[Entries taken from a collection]
>>
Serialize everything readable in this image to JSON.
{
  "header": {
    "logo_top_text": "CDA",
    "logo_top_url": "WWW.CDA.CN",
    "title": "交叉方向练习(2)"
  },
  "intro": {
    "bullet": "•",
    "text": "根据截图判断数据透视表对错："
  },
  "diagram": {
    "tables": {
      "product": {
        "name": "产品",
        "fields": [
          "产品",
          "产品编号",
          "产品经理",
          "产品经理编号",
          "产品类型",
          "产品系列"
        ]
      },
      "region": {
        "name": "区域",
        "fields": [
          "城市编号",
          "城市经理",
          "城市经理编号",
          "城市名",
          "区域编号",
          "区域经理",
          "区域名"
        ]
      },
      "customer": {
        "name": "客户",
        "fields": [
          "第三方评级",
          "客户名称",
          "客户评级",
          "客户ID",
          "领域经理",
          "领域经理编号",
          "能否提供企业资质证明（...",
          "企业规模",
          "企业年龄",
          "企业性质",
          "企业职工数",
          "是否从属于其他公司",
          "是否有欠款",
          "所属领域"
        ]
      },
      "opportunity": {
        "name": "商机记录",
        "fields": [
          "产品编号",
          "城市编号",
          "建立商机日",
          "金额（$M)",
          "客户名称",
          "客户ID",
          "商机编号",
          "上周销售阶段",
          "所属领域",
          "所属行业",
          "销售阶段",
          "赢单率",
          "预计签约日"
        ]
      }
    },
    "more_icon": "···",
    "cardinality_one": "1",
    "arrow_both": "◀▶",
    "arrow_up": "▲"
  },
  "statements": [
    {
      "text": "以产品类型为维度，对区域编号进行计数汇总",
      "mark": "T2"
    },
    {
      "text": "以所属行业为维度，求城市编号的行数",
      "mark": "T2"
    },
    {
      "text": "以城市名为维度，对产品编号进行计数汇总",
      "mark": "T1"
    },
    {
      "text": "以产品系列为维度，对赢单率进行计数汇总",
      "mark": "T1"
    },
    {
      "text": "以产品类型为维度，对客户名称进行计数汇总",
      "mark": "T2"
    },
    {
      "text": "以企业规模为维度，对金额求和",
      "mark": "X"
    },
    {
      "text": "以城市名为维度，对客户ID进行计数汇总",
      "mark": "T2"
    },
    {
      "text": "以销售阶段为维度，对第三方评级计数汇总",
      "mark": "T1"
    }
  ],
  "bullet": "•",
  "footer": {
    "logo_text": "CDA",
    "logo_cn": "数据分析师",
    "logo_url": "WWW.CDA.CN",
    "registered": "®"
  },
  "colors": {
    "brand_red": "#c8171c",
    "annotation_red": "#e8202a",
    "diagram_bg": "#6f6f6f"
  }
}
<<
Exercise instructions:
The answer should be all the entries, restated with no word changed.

Response below:
Serialize everything readable in this image to JSON.
{
  "header": {
    "logo_top_text": "CDA",
    "logo_top_url": "WWW.CDA.CN",
    "title": "交叉方向练习(2)"
  },
  "intro": {
    "bullet": "•",
    "text": "根据截图判断数据透视表对错："
  },
  "diagram": {
    "tables": {
      "product": {
        "name": "产品",
        "fields": [
          "产品",
          "产品编号",
          "产品经理",
          "产品经理编号",
          "产品类型",
          "产品系列"
        ]
      },
      "region": {
        "name": "区域",
        "fields": [
          "城市编号",
          "城市经理",
          "城市经理编号",
          "城市名",
          "区域编号",
          "区域经理",
          "区域名"
        ]
      },
      "customer": {
        "name": "客户",
        "fields": [
          "第三方评级",
          "客户名称",
          "客户评级",
          "客户ID",
          "领域经理",
          "领域经理编号",
          "能否提供企业资质证明（...",
          "企业规模",
          "企业年龄",
          "企业性质",
          "企业职工数",
          "是否从属于其他公司",
          "是否有欠款",
          "所属领域"
        ]
      },
      "opportunity": {
        "name": "商机记录",
        "fields": [
          "产品编号",
          "城市编号",
          "建立商机日",
          "金额（$M)",
          "客户名称",
          "客户ID",
          "商机编号",
          "上周销售阶段",
          "所属领域",
          "所属行业",
          "销售阶段",
          "赢单率",
          "预计签约日"
        ]
      }
    },
    "more_icon": "···",
    "cardinality_one": "1",
    "arrow_both": "◀▶",
    "arrow_up": "▲"
  },
  "statements": [
    {
      "text": "以产品类型为维度，对区域编号进行计数汇总",
      "mark": "T2"
    },
    {
      "text": "以所属行业为维度，求城市编号的行数",
      "mark": "T2"
    },
    {
      "text": "以城市名为维度，对产品编号进行计数汇总",
      "mark": "T1"
    },
    {
      "text": "以产品系列为维度，对赢单率进行计数汇总",
      "mark": "T1"
    },
    {
      "text": "以产品类型为维度，对客户名称进行计数汇总",
      "mark": "T2"
    },
    {
      "text": "以企业规模为维度，对金额求和",
      "mark": "X"
    },
    {
      "text": "以城市名为维度，对客户ID进行计数汇总",
      "mark": "T2"
    },
    {
      "text": "以销售阶段为维度，对第三方评级计数汇总",
      "mark": "T1"
    }
  ],
  "bullet": "•",
  "footer": {
    "logo_text": "CDA",
    "logo_cn": "数据分析师",
    "logo_url": "WWW.CDA.CN",
    "registered": "®"
  },
  "colors": {
    "brand_red": "#c8171c",
    "annotation_red": "#e8202a",
    "diagram_bg": "#6f6f6f"
  }
}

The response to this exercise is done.